ICE, which has 38,000 immigrants in detention in more than 130 private and state-run facilities nationwide, was comparatively slower to respond to the pandemic. Only as of March 27 — and only after outcry from immigrant advocates — did ICE begin distributing hand sanitizer and soap more widely to detainees. It also instituted more regular and thorough cleaning in common areas, put schooling on hold in certain states, and encouraged social distancing at mealtimes and in common areas.
But it hasn’t announced any plans to release immigrants, many of whom have no previous criminal convictions.
Despite these measures, medical experts nevertheless fear that immigrants in detention remain particularly vulnerable to Covid-19, the illness caused by the novel coronavirus. Detainees housed in tight quarters can’t maintain social distancing, and medical resources — including personnel, testing kits, and personal protective equipment — are limited in detention centers.
Lawmakers and advocates have been calling for their release, especially for detainees who are older or have underlying health conditions that make them more susceptible to the virus. According to the Centers for Disease Control and Prevention, that includes people with blood disorders, chronic kidney disease, chronic liver disease, compromised immune systems, current or recent pregnancy, endocrine disorders, metabolic disorders, heart disease, lung disease, and neurological and neurodevelopmental conditions.

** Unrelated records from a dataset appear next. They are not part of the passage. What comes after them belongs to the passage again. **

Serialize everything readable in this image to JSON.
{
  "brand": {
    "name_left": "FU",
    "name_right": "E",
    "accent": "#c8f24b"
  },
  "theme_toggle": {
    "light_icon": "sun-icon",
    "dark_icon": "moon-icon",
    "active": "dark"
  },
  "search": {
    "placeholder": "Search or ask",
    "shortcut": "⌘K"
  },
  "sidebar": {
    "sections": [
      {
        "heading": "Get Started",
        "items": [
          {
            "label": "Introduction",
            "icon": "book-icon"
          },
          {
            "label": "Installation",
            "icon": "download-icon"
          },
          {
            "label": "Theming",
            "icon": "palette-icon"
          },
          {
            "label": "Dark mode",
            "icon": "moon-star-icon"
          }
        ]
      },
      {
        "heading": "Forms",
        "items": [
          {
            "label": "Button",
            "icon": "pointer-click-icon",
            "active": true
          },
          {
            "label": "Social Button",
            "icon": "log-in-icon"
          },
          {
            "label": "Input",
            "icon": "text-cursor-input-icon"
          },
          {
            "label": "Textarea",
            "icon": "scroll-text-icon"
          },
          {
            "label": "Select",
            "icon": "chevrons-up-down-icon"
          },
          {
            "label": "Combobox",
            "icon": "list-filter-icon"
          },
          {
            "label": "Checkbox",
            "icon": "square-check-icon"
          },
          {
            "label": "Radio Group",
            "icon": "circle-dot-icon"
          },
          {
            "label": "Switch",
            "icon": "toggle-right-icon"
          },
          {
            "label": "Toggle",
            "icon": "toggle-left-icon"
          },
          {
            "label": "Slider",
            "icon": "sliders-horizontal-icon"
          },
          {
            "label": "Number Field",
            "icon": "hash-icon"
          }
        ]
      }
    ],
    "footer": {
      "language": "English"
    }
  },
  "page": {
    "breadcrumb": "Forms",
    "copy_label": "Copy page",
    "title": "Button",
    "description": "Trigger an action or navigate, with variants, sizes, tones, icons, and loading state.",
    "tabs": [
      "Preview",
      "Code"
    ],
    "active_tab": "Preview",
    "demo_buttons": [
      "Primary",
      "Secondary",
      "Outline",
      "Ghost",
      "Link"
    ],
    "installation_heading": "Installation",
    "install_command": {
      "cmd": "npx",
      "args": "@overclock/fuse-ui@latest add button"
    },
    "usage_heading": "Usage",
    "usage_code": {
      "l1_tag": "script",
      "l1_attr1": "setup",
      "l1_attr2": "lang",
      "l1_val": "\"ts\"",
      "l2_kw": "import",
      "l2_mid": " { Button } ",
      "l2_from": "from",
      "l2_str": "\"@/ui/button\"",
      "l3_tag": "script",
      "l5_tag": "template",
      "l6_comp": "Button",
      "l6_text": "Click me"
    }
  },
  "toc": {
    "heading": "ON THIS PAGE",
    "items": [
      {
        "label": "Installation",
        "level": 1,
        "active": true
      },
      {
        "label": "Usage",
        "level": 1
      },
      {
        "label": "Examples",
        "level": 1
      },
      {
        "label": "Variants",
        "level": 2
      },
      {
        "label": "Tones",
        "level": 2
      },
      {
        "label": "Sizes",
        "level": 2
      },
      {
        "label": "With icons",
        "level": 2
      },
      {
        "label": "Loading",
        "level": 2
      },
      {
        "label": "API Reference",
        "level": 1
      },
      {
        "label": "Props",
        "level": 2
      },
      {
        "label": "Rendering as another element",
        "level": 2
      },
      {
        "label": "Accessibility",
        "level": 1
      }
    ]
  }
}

The American Civil Liberties Union and the Northwest Immigrant Rights Project have already sued ICE to seek the release of vulnerable detainees at one detention center in Tacoma, Washington, which is just outside Seattle, the original epicenter of the Covid-19 outbreak in the US.
Children themselves don’t appear to be vulnerable to the virus unless they have a preexisting health condition that puts them at risk. But the effects of social isolation in detention can be particularly harmful to them, exacerbating psychological trauma and mental health issues during a critical developmental period. They may also be able to carry the virus without exhibiting symptoms, potentially spreading it to those with whom they come in contact.